This essay [The Negro American Family] is an attempt to study the family among Negro-Americans—its formation, its home, its economic organization and its daily life. Such a study is . . . faced by a lamentable dearth of material . . . For past American conditions the chief printed sources of information must be sought in the vast literature of slavery. It is difficult to get a clear picture of the family relations of slaves, between the Southern apologist and his picture of cabin life, with idyllic devotion and careless toil, and that of the abolitionist with his tale of family disruption and cruelty, adultery and illegitimate mulattoes. Between these pictures, the student must steer carefully to find a reasonable statement of the average truth.—W.E.B. Du Bois (1910)
It is difficult to love your home and family if you be outcast and despised by them; perplexing to love humanity, if it gives you nothing but blows; impractical to love your country if it denies you all the rights and privileges which as a citizen you should enjoy.—Alice Dunbar Nelson (1915)
The African-American family, as described within the domain of American literature, especially African-American literature, is a peculiarly vexed entity. Again and again throughout the slave narratives, for example, we witness scenes in which the slave “family,” at the pleasure of the master, is dismembered, and fathers and mothers, husbands and wives, brothers and sisters, sons and daughters are placed upon the auction block of slavery. That this image of the disruption of the African-American family recurs so frequently throughout slave narratives should not, however, be surprising. As Claudia Tate notes, the “economy of slavery demanded . . . [that] slave families existed outside legally secure and institutional constructions of marriage, motherhood, family, and household or home.” 1 In introducing his novel, Clotel, William Wells Brown reports, “The marriage relation, the oldest and most sacred institution given to man by his Creator, is unknown and unrecognized in the slave laws of the United States.” 2 Thus, as Brown notes, access to the relationship upon [End Page 226] which the family is founded, marriage, was largely denied to slaves of the American South. The rape of slave women by white masters further bastardized the slave family. This recognized, if not officially authorized Southern custom, marked the “father” as an absent term within a significant number of African-American domestic groups and designated such families as “illegitimate,” as poor imitations of the ideal. 3 The civil status of free African Americans, while permitting them to marry, severely impaired their participation in the dominant constructions of parenthood and family. Employment discrimination ensured that maintenance of the free African-American family was burdensome, even when all family members combined their meager incomes. Seldom, if ever, did the antebellum African-American family follow the form of the “average” white family. 4

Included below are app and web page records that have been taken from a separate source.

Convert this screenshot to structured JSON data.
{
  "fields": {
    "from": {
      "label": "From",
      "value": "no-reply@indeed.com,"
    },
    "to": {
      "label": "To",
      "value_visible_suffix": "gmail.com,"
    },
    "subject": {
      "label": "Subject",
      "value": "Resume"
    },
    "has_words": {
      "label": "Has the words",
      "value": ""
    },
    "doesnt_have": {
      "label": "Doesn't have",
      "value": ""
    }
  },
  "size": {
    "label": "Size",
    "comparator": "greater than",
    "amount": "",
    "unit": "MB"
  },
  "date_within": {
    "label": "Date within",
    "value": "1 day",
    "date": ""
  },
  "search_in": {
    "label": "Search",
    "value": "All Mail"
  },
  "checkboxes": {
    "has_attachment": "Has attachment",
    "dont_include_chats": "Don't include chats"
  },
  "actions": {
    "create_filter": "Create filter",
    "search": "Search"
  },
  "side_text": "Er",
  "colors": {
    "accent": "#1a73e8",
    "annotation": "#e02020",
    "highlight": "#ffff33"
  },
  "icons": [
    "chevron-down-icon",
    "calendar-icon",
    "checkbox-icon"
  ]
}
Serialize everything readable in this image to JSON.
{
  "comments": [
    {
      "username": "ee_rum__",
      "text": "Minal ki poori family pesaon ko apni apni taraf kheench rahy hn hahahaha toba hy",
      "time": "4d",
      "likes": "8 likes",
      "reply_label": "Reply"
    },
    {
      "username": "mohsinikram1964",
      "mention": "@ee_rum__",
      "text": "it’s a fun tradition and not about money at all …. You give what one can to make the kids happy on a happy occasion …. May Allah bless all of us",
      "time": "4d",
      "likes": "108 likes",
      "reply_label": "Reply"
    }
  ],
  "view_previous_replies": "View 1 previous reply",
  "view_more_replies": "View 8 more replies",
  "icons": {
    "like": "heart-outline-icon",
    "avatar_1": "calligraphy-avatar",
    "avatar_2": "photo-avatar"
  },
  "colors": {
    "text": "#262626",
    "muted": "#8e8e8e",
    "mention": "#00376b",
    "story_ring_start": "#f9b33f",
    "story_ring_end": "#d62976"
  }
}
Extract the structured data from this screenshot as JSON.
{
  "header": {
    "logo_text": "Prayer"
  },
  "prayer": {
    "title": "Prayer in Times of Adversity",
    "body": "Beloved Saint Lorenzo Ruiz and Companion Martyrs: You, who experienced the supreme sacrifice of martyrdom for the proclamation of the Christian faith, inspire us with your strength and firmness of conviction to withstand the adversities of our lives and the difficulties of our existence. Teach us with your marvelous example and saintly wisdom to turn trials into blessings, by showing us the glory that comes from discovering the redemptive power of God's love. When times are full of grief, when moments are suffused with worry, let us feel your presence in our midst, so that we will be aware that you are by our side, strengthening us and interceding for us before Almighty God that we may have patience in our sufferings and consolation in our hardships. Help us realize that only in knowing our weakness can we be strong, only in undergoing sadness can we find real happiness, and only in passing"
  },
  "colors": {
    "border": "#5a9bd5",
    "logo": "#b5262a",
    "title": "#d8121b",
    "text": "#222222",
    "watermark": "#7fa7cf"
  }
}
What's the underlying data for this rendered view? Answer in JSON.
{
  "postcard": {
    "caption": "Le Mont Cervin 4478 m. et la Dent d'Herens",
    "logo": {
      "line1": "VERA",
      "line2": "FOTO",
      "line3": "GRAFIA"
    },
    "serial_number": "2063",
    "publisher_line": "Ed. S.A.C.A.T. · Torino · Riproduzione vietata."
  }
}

Like the whipping scene and the depiction of the rape and concubinage of slave women by their white masters, the image of the (mutilated) slave family is symptomatic of the structure of relations that defined slavery as a system, a system in which the “free” North participated. If the whipping scene operated upon the slave as an initiation into the (symbolic) economy of slavery, the maiming of the family served a similar purpose. 5 While the whipping scene reduced the slave to a “purely” physical presence, the dis-memberment of the slave family re-coded African-American family members as “public commodities of exchange whose market value [was] exclusively indexed as the production of material wealth.” 6 It was through this symbolic and commercial exchange, through trading upon, and in, the (mutilated) African-American family, that the cultural logic of the antebellum era articulated itself and (de)limited African-American identity. The destabilization and devaluation of the African-American family afforded the image of the (white) nuclear family its universal value.
Almost forty years after the emancipation of African Americans from slavery, the (racial) family, a privileged trope in antebellum America, retained much of its earlier cultural value. In using the term “(racial) family,” I mean to designate neither the African-American family nor the white American family (nuclear or otherwise). Instead...